A special form of large hand net is the Lave net now used in very few locations on the River Severn in England and Wales.
Cast nets are small round nets with weights on the edges which is thrown by the fisher. Sizes vary up to about four metres in diameter.
Coracle fishing is performed by two men, each seated in a coracle, plying his paddle with one hand and holding a shared net with the other.
The drift net is a net that is not anchored. It is usually a gillnet, and is commonly used in the coastal waters of many countries. Its use on the high seas is prohibited, but still occurs.
A stake net is a form of net for catching salmon. It consists of a sheet of network stretched on stakes fixed into the ground, generally in rivers or where the sea ebbs and flows, for entangling and catching the fish.
A drive-in net is another fixed net, used by small-scale fishermen in some fisheries in Japan and South Asia, particularly in the Philippines. It is used to catch schooling forage fish such as fusiliers and other reef fish.

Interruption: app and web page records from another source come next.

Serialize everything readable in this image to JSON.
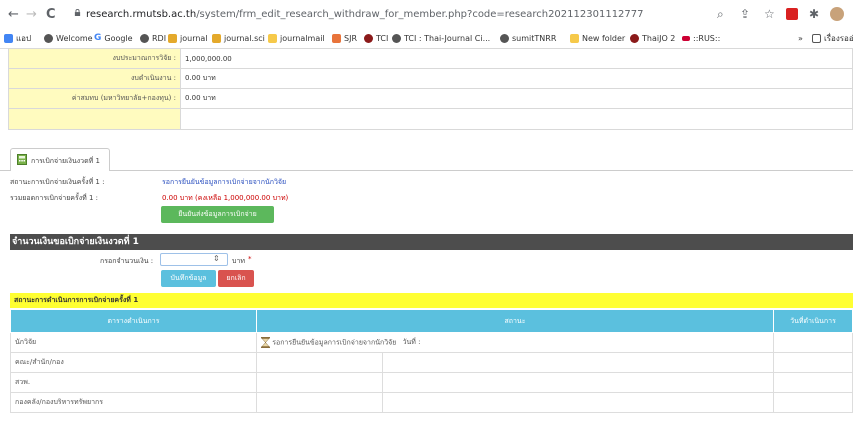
{
  "browser": {
    "back": "←",
    "forward": "→",
    "reload": "C",
    "url_host": "research.rmutsb.ac.th",
    "url_path": "/system/frm_edit_research_withdraw_for_member.php?code=research202112301112777",
    "bookmarks": [
      "แอป",
      "Welcome",
      "Google",
      "RDI",
      "journal",
      "journal.sci",
      "journalmail",
      "SJR",
      "TCI",
      "TCI : Thai-Journal Ci...",
      "sumitTNRR",
      "New folder",
      "ThaiJO 2",
      "::RUS::",
      "»",
      "เรื่องรออ่าน"
    ]
  },
  "budget": {
    "rows": [
      {
        "label": "งบประมาณการวิจัย :",
        "value": "1,000,000.00"
      },
      {
        "label": "งบดำเนินงาน :",
        "value": "0.00 บาท"
      },
      {
        "label": "ค่าสมทบ (มหาวิทยาลัย+กองทุน) :",
        "value": "0.00 บาท"
      },
      {
        "label": "",
        "value": ""
      }
    ]
  },
  "tab": {
    "label": "การเบิกจ่ายเงินงวดที่ 1"
  },
  "withdraw": {
    "status_label": "สถานะการเบิกจ่ายเงินครั้งที่ 1 :",
    "status_value": "รอการยืนยันข้อมูลการเบิกจ่ายจากนักวิจัย",
    "total_label": "รวมยอดการเบิกจ่ายครั้งที่ 1 :",
    "total_value": "0.00 บาท (คงเหลือ 1,000,000.00 บาท)",
    "confirm_button": "ยืนยันส่งข้อมูลการเบิกจ่าย"
  },
  "amount_section": {
    "title": "จำนวนเงินขอเบิกจ่ายเงินงวดที่ 1",
    "input_label": "กรอกจำนวนเงิน :",
    "input_value": "",
    "unit": "บาท",
    "required_mark": "*",
    "save_button": "บันทึกข้อมูล",
    "cancel_button": "ยกเลิก"
  },
  "process": {
    "title": "สถานะการดำเนินการการเบิกจ่ายครั้งที่ 1",
    "headers": [
      "ตารางดำเนินการ",
      "สถานะ",
      "วันที่ดำเนินการ"
    ],
    "rows": [
      {
        "step": "นักวิจัย",
        "status": "รอการยืนยันข้อมูลการเบิกจ่ายจากนักวิจัย",
        "date_label": "วันที่ :"
      },
      {
        "step": "คณะ/สำนัก/กอง",
        "status": "",
        "date_label": ""
      },
      {
        "step": "สวพ.",
        "status": "",
        "date_label": ""
      },
      {
        "step": "กองคลัง/กองบริหารทรัพยากร",
        "status": "",
        "date_label": ""
      }
    ]
  },
  "colors": {
    "accent_blue": "#5bc0de",
    "green": "#5cb85c",
    "red": "#d9534f",
    "yellow": "#ffff33"
  }
}
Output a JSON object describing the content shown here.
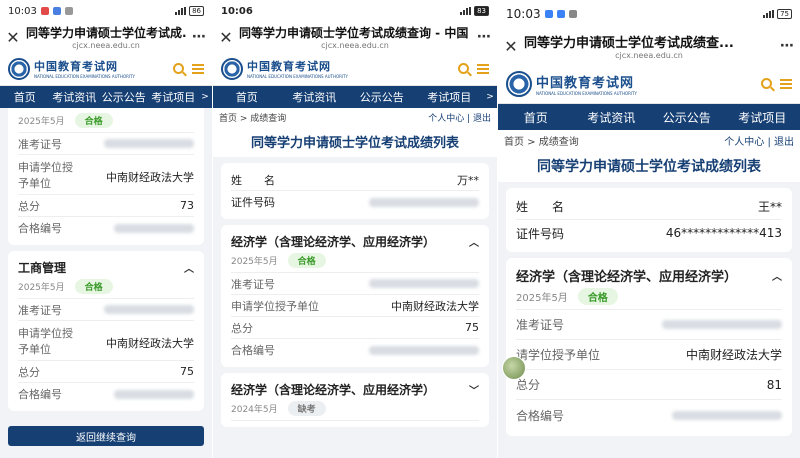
{
  "panels": [
    {
      "status": {
        "time": "10:03",
        "battery": "86"
      },
      "title": "同等学力申请硕士学位考试成...",
      "url": "cjcx.neea.edu.cn",
      "nav": [
        "首页",
        "考试资讯",
        "公示公告",
        "考试项目"
      ],
      "top_partial": {
        "date": "2025年5月",
        "badge": "合格"
      },
      "top_rows": [
        {
          "label": "准考证号",
          "value": ""
        },
        {
          "label": "申请学位授予单位",
          "value": "中南财经政法大学"
        },
        {
          "label": "总分",
          "value": "73"
        },
        {
          "label": "合格编号",
          "value": ""
        }
      ],
      "section": {
        "title": "工商管理",
        "date": "2025年5月",
        "badge": "合格"
      },
      "rows": [
        {
          "label": "准考证号",
          "value": ""
        },
        {
          "label": "申请学位授予单位",
          "value": "中南财经政法大学"
        },
        {
          "label": "总分",
          "value": "75"
        },
        {
          "label": "合格编号",
          "value": ""
        }
      ],
      "back_button": "返回继续查询"
    },
    {
      "status": {
        "time": "10:06",
        "battery": "83"
      },
      "title": "同等学力申请硕士学位考试成绩查询 - 中国",
      "url": "cjcx.neea.edu.cn",
      "nav": [
        "首页",
        "考试资讯",
        "公示公告",
        "考试项目"
      ],
      "breadcrumb": "首页 > 成绩查询",
      "user": "个人中心 | 退出",
      "page_title": "同等学力申请硕士学位考试成绩列表",
      "person": {
        "name_label": "姓　　名",
        "name": "万**",
        "id_label": "证件号码",
        "id": ""
      },
      "section": {
        "title": "经济学（含理论经济学、应用经济学）",
        "date": "2025年5月",
        "badge": "合格"
      },
      "rows": [
        {
          "label": "准考证号",
          "value": ""
        },
        {
          "label": "申请学位授予单位",
          "value": "中南财经政法大学"
        },
        {
          "label": "总分",
          "value": "75"
        },
        {
          "label": "合格编号",
          "value": ""
        }
      ],
      "section2": {
        "title": "经济学（含理论经济学、应用经济学）",
        "date": "2024年5月",
        "badge": "缺考"
      }
    },
    {
      "status": {
        "time": "10:03",
        "battery": "75"
      },
      "title": "同等学力申请硕士学位考试成绩查...",
      "url": "cjcx.neea.edu.cn",
      "nav": [
        "首页",
        "考试资讯",
        "公示公告",
        "考试项目"
      ],
      "breadcrumb": "首页 > 成绩查询",
      "user": "个人中心 | 退出",
      "page_title": "同等学力申请硕士学位考试成绩列表",
      "person": {
        "name_label": "姓　　名",
        "name": "王**",
        "id_label": "证件号码",
        "id": "46*************413"
      },
      "section": {
        "title": "经济学（含理论经济学、应用经济学）",
        "date": "2025年5月",
        "badge": "合格"
      },
      "rows": [
        {
          "label": "准考证号",
          "value": ""
        },
        {
          "label": "请学位授予单位",
          "value": "中南财经政法大学"
        },
        {
          "label": "总分",
          "value": "81"
        },
        {
          "label": "合格编号",
          "value": ""
        }
      ]
    }
  ],
  "logo": {
    "cn": "中国教育考试网",
    "en": "NATIONAL EDUCATION EXAMINATIONS AUTHORITY"
  },
  "colors": {
    "nav": "#163f74",
    "accent": "#e3a21a",
    "pass": "#3a9a2a"
  }
}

It is a dustpan-shaped net, resembling a trawl net with long wings.